Anyone with a smartphone or computer has viewed them and, in all likelihood, has even used or created them at some point. Even though they have a duration lasting but a few seconds, Graphics Interchange Format files (or, as they are more commonly known, gifs) can have a huge impact on their viewers. They have the power to make someone smile, laugh, or even cry, all without a sound.
Gifs were developed in the late 1980s as a way to transmit image files over networks that were not nearly as fast as the ones in use today. Given the circumstances, there was no need for audio. The animation feature was added much later and this is what has catapulted gifs into mainstream use.
Incredibly, the technology behind one of the most widely used features in social media posts, emails, and smartphone messaging has been around for nearly four decades. Despite its simplicity and decidedly low-resolution attributes (by today’s standards anyway), gifs are an instrumental tool in the modern digital toolbox, despite being completely silent. Here’s why and how this came to be.
Why Do Gifs Have No Sound?
In 1987, a computer scientist named Steve Wilhite and his software engineering colleagues at CompuServe came up with a way to transmit and view graphics files on computers without consuming too much memory and bogging down each workstation’s resources. At that time, the primary objective was simply to be able to view large images quickly and efficiently.
Little did they know that their creation, the Graphics Interchange Format, or gif for short, would give rise to a new method of visual communication that would spread like wildfire. By enabling the use of animated images created on endless loops lasting mere seconds, gifs would be capable of delivering impactful messages through a wide variety of digital platforms.
Gifs do not have sound in them because they were originally formatted for transferring image and graphics data through much slower networks. The animation feature for gifs was not developed until much later. Given their short duration and immense popularity, the lack of sound is a non-factor.
The developmental journey of the gif is a true digital rags-to-riches story. What began as a technology that was specifically developed to address a purely functional need has somehow evolved into a vibrant communication tool that is now the primary form of the social phenomenon known as memes.
A Brief History of Gifs
The technology behind gifs was first developed in 1987 and it had a very specific purpose. At that time, there were major challenges to viewing large image files on computers:
- Networks were far slower than they are now
- Processors were far less powerful
- Computers had very limited memory resources
Steve Wilhite and his computer science cohort tasked themselves with addressing these issues and their solution was gif technology. It is important to bear in mind that the primary objective of their efforts pertained to static images (i.e., non-animated), and as such, there was no audio element to their work.
In short order, gifs became the go-to format for images viewable on the internet (which was still in its infancy during the late 80s and early 90s), but their true calling was realized when basic animation was applied to images.

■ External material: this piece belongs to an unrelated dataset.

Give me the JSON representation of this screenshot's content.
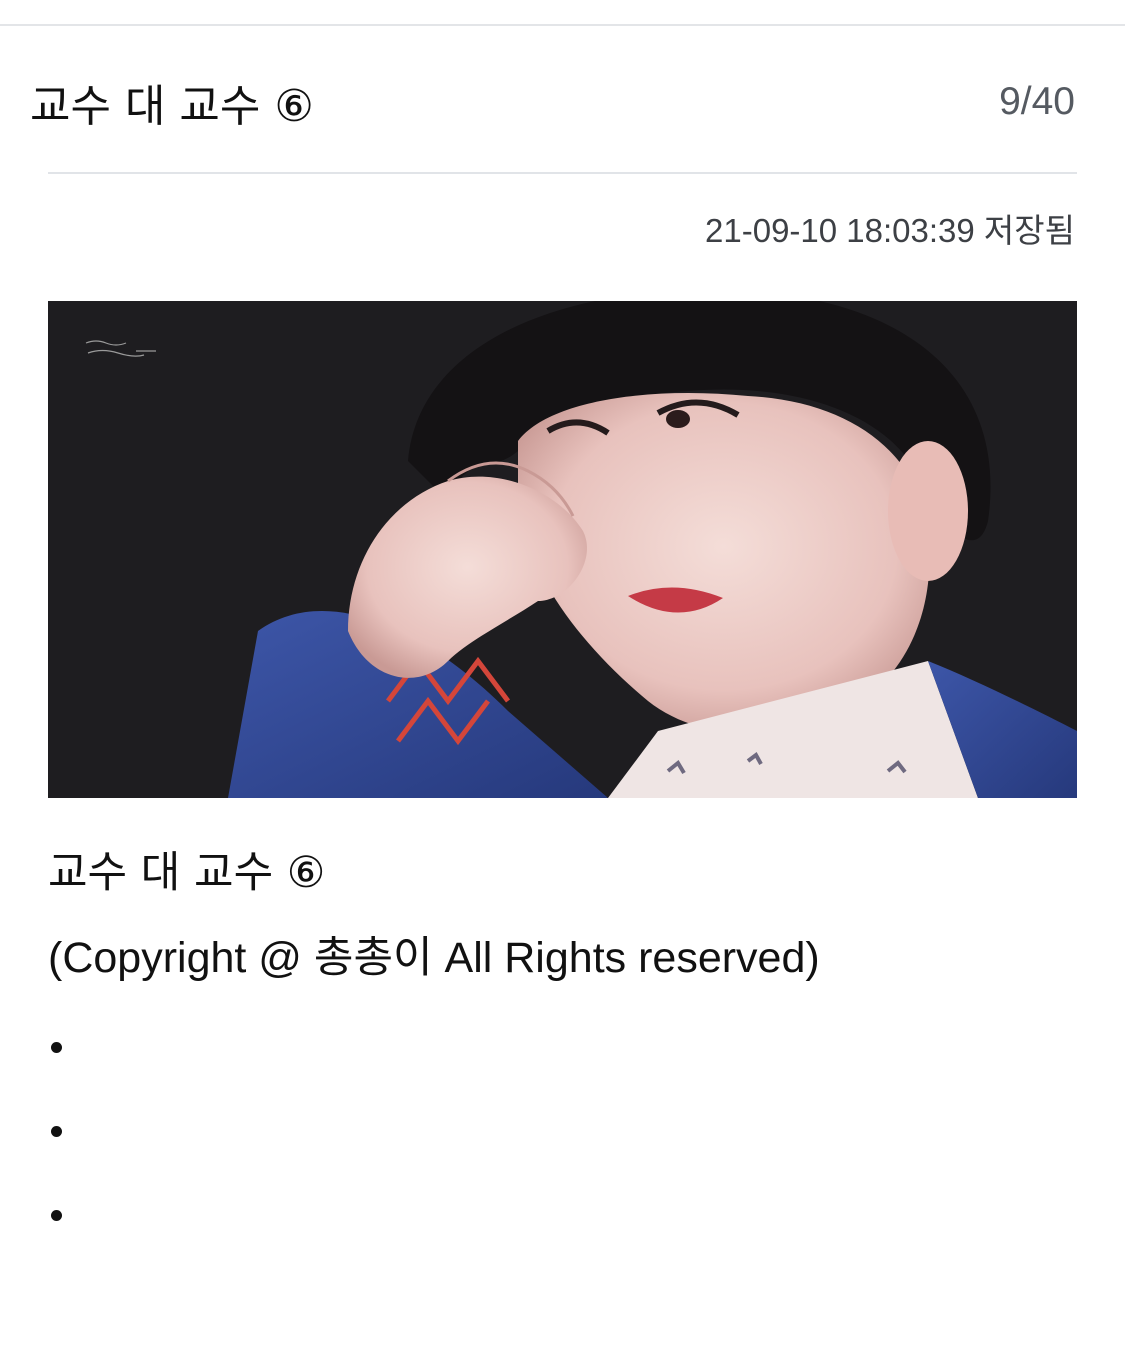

Unlike the complex techniques utilized today that result in fluid motion and impeccable images, animation as applied to gifs results in nothing more than digital flipbooks.
But despite their decidedly low-tech attributes, gifs have evolved into what they are now known to millions – brief video loops that are memorable, entertaining beyond words, and indispensable when trying to convey a sentiment without typing out any characters.

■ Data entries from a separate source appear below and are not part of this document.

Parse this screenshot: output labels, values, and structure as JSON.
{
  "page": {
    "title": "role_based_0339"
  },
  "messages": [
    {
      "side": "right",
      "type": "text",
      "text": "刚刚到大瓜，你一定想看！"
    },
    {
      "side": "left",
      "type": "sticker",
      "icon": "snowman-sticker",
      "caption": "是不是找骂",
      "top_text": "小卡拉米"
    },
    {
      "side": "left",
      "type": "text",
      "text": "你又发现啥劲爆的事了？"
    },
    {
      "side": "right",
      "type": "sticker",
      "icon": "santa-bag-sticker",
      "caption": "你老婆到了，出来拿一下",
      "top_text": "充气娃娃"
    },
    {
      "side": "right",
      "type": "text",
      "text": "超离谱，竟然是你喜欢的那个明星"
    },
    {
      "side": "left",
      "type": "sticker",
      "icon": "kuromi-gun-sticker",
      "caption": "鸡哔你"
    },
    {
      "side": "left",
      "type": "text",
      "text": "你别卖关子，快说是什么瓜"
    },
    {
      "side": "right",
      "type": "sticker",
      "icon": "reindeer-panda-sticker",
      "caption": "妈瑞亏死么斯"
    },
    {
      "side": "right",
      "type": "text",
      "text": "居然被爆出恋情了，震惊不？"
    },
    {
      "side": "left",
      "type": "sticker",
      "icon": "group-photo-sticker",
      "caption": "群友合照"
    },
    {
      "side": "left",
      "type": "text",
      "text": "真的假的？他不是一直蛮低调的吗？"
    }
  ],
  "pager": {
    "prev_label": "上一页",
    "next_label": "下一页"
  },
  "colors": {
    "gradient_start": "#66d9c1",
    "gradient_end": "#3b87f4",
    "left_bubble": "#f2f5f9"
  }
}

Why Are Gifs So Popular?
Aside from their ability to capture a moment or express a feeling, gifs are appealing to millions of users because they align with a basic characteristic of people living in the current digital age. An interesting study has seemingly confirmed what seems readily apparent, that people’s attention spans are getting shorter as technology improves the ways by which content is presented and consumed.

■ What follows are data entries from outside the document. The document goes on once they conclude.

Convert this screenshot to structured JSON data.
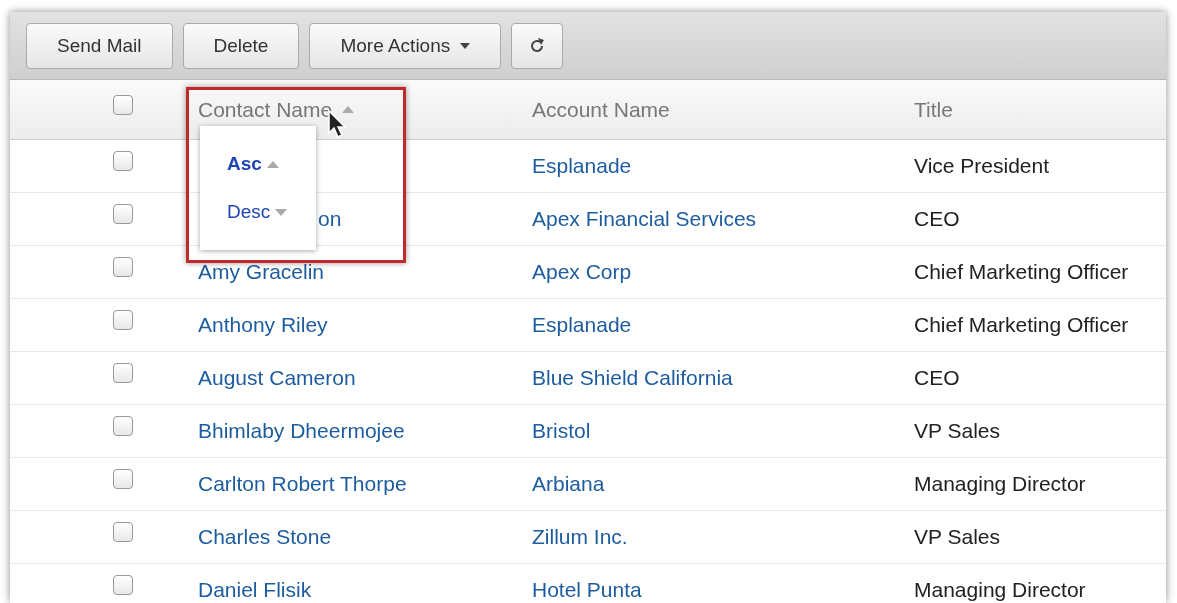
{
  "toolbar": {
    "buttons": [
      {
        "label": "Send Mail",
        "kind": "text"
      },
      {
        "label": "Delete",
        "kind": "text"
      },
      {
        "label": "More Actions",
        "kind": "dropdown"
      },
      {
        "kind": "refresh"
      }
    ]
  },
  "table": {
    "select_all": {
      "checked": false
    },
    "columns": [
      {
        "label": "Contact Name",
        "sorted": true
      },
      {
        "label": "Account Name",
        "sorted": false
      },
      {
        "label": "Title",
        "sorted": false
      }
    ],
    "rows": [
      {
        "checked": false,
        "account": "Esplanade",
        "title": "Vice President"
      },
      {
        "checked": false,
        "contact": "on",
        "contact_covered": true,
        "account": "Apex Financial Services",
        "title": "CEO"
      },
      {
        "checked": false,
        "contact": "Amy Gracelin",
        "account": "Apex Corp",
        "title": "Chief Marketing Officer"
      },
      {
        "checked": false,
        "contact": "Anthony Riley",
        "account": "Esplanade",
        "title": "Chief Marketing Officer"
      },
      {
        "checked": false,
        "contact": "August Cameron",
        "account": "Blue Shield California",
        "title": "CEO"
      },
      {
        "checked": false,
        "contact": "Bhimlaby Dheermojee",
        "account": "Bristol",
        "title": "VP Sales"
      },
      {
        "checked": false,
        "contact": "Carlton Robert Thorpe",
        "account": "Arbiana",
        "title": "Managing Director"
      },
      {
        "checked": false,
        "contact": "Charles Stone",
        "account": "Zillum Inc.",
        "title": "VP Sales"
      },
      {
        "checked": false,
        "contact": "Daniel Flisik",
        "account": "Hotel Punta",
        "title": "Managing Director"
      }
    ]
  },
  "sort_menu": {
    "items": [
      {
        "label": "Asc",
        "kind": "up",
        "selected": true
      },
      {
        "label": "Desc",
        "kind": "down",
        "selected": false
      }
    ]
  }
}
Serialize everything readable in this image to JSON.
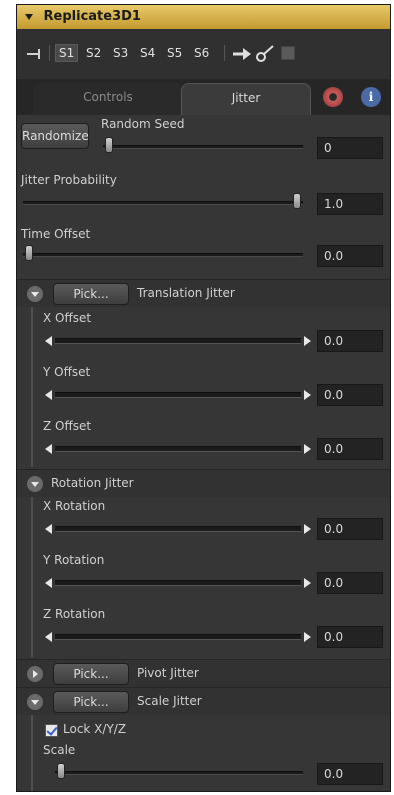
{
  "title": "Replicate3D1",
  "slots": [
    "S1",
    "S2",
    "S3",
    "S4",
    "S5",
    "S6"
  ],
  "active_slot": "S1",
  "tabs": {
    "controls": "Controls",
    "jitter": "Jitter"
  },
  "icons": {
    "gear": "gear-icon",
    "info": "info-icon",
    "info_glyph": "i"
  },
  "randomize_label": "Randomize",
  "random_seed": {
    "label": "Random Seed",
    "value": "0"
  },
  "jitter_probability": {
    "label": "Jitter Probability",
    "value": "1.0"
  },
  "time_offset": {
    "label": "Time Offset",
    "value": "0.0"
  },
  "translation": {
    "pick_label": "Pick...",
    "label": "Translation Jitter",
    "x": {
      "label": "X Offset",
      "value": "0.0"
    },
    "y": {
      "label": "Y Offset",
      "value": "0.0"
    },
    "z": {
      "label": "Z Offset",
      "value": "0.0"
    }
  },
  "rotation": {
    "label": "Rotation Jitter",
    "x": {
      "label": "X Rotation",
      "value": "0.0"
    },
    "y": {
      "label": "Y Rotation",
      "value": "0.0"
    },
    "z": {
      "label": "Z Rotation",
      "value": "0.0"
    }
  },
  "pivot": {
    "pick_label": "Pick...",
    "label": "Pivot Jitter"
  },
  "scale": {
    "pick_label": "Pick...",
    "label": "Scale Jitter",
    "lock_label": "Lock X/Y/Z",
    "scale_label": "Scale",
    "value": "0.0"
  }
}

In the year 2000, a study group comprised of regular consumers was found to have an attention span lasting 12 seconds. Less than two decades later, the average person’s attention span was found to have decreased by 33% to a mere 8 seconds.
While there are a number of inferences that can be drawn from this observation, as far as gifs are concerned, it sheds a light on why this medium of communication is so popular with both users and viewers. Eight seconds may not seem like a lot of time in which to contemplate any type of information, digital or otherwise.
But for gifs, this is an ample amount of time. A person can view a gif, process its intended message, and appreciate its meaning, all in a matter of milliseconds. What other form of expression can say that?
The Future of Gifs
As so often seems the case with technology, the future is now. Despite the immense popularity of gifs in their current (i.e., silent) iteration, there is a significant portion of the gif userbase that feels that the addition of audio would enhance the overall experience of creating and using gifs.
Thus, several tech companies are launching gif-creation platforms that enable users to incorporate audio into their animated image loops (which, technically speaking, would then no longer be gifs but rather, very short videos). The audio component would come from the original source material of the video loop.
Whether audio-enabled gifs become as popular as the original silent version remains to be seen but this turn in the development of gif technology should come as no surprise to anyone.
Every day, it seems, new technological advances expand the boundaries of what is possible in the digital age. Computers are faster, devices are more powerful, and the ways that people connect with each other are more dynamic than ever before.
And yet, one of the most popular forms of media, used by millions of people every day, is based on a technology that has been around for nearly four decades. Animated gifs are proof positive that sometimes the most powerful tools of the digital age are not necessarily the most high-tech.